UC Berkeley Law’s Environmental Law Clinic is representing Communities for a Better Environment, or CBE, in a suit against the AB&I Foundry in East Oakland and the Bay Area Air Quality Management District, or BAAQMD.
The suit alleges that AB&I’s air pollution combined with BAAQMD’s failure to regulate has resulted in a risk of cancer and other health conditions for East Oakland residents.
“What provokes the cases is long-standing community dissatisfaction with BAAQMD which has not listened to the community,” said Steve Castleman, a clinical supervising attorney for Berkeley’s Environmental Law Clinic. “This is a long-standing problem with especially low-income and minority communities like those around AB&I in East Oakland.”
Castleman noted that the Environmental Law Clinic is pro-bono, or free of charge, working almost exclusively on environmental justice cases like this one.
According to the litigation, toxic odors have substantially impacted the surrounding community of over 50,000 people living within a one mile radius of AB&I as well as thousands more who live outside of the radius.

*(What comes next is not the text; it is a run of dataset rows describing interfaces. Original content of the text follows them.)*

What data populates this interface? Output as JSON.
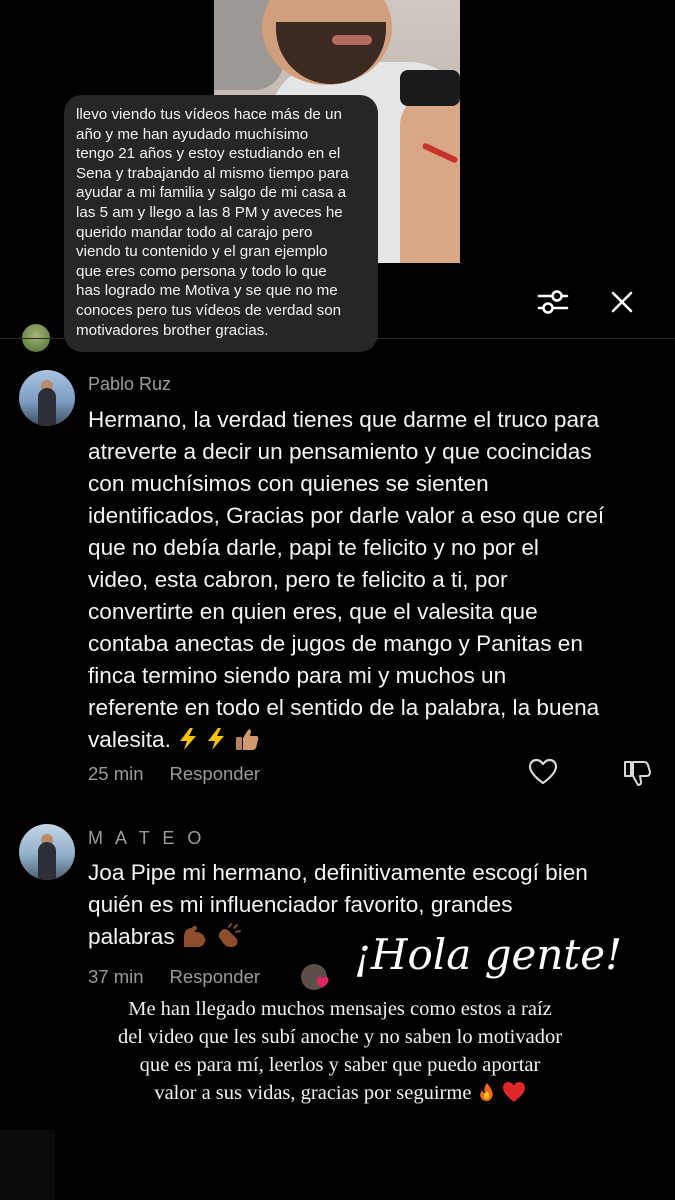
{
  "quoted_comment": {
    "lines": [
      "llevo viendo tus vídeos hace más de un",
      "año y me han ayudado muchísimo",
      "tengo 21 años y estoy estudiando en el",
      "Sena y trabajando al mismo tiempo para",
      "ayudar a mi familia y salgo de mi casa a",
      "las 5 am y llego a las 8 PM y aveces he",
      "querido mandar todo al carajo pero",
      "viendo tu contenido y el gran ejemplo",
      "que eres como persona y todo lo que",
      "has logrado me Motiva y se que no me",
      "conoces pero tus vídeos de verdad son",
      "motivadores brother gracias."
    ]
  },
  "toolbar": {
    "filter_icon": "sliders-icon",
    "close_icon": "close-icon"
  },
  "comments": [
    {
      "username": "Pablo Ruz",
      "lines": [
        "Hermano, la verdad tienes que darme el truco para",
        "atreverte a decir un pensamiento y que cocincidas",
        "con muchísimos con quienes se sienten",
        "identificados, Gracias por darle valor a eso que creí",
        "que no debía darle, papi te felicito y no por el",
        "video, esta cabron, pero te felicito a ti, por",
        "convertirte en quien eres, que el valesita que",
        "contaba anectas de jugos de mango y Panitas en",
        "finca termino siendo para mi y muchos un",
        "referente en todo el sentido de la palabra, la buena",
        "valesita."
      ],
      "emojis": [
        "lightning-emoji",
        "lightning-emoji",
        "thumbs-up-emoji"
      ],
      "time": "25 min",
      "reply_label": "Responder"
    },
    {
      "username": "M A T E O",
      "lines": [
        "Joa Pipe mi hermano, definitivamente escogí bien",
        "quién es mi influenciador favorito, grandes",
        "palabras"
      ],
      "emojis": [
        "flexed-biceps-emoji",
        "clapping-hands-emoji"
      ],
      "time": "37 min",
      "reply_label": "Responder"
    }
  ],
  "story_overlay": {
    "headline": "¡Hola gente!",
    "caption_lines": [
      "Me han llegado muchos mensajes como estos a raíz",
      "del video que les subí anoche y no saben lo motivador",
      "que es para mí, leerlos y saber que puedo aportar",
      "valor a sus vidas, gracias por seguirme"
    ],
    "caption_emojis": [
      "fire-emoji",
      "red-heart-emoji"
    ]
  },
  "colors": {
    "background": "#000000",
    "bubble": "#262626",
    "muted_text": "#9a9a9a",
    "heart_red": "#e0245e"
  }
}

Castleman noted that the community surrounding AB&I includes many small children, and having to breathe polluted air for another six years will affect their health along with the rest of the community.
“I am so sick of AB&I getting away with polluting the community and causing a nuisance with the toxic odors they emit,” said East Oakland resident Jasmine Gonzalez in an Oct. 25 press release by the Law Clinic and CBE.
According to a statement on behalf of the AB&I Foundry, they have ceased manufacturing operations at the East Oakland plant and expect to leave the property by the end of January 2023.
Kristina Chu, a communications manager at BAAQMD, noted that pressure from the Air District, other government agencies and CBE led to the AB&I facility shutdown. She added that the air district co-hosted a public workshop with CBE in an extensive outreach process.
“Air District is overseeing the shut down and site cleanup process to ensure all air quality regulations are followed as the facility closes,” Chu said in an email.
Despite the closure, the litigation is expected to move forward, Castleman said.
According to Tyler Earl, a staff attorney for CBE, BAAQMD failed to consult the public and extended the timeline by six years for AB&I and other polluters to comply with Rule 11-18.
This rule, Earl noted, was adopted by BAAQMD and aims to reduce public health risks from industrial polluters in the region. According to the litigation, the rule sets regulatory thresholds for health risks called “Risk Action Levels.”
Earl added that they hope the lawsuit will enforce the implementation of this rule that incorporates required resident input and protects communities from toxic pollution.
“This case is significant because it represents the culmination of over a decade of community organizing and action for environmental justice against AB&I’s pollution and against BAAQMD’s reluctance to act,” Earl said in an email. “It demonstrates the power of community to stand up and fight back when the regulators responsible for protecting their health are instead protecting polluters’ pocketbooks.”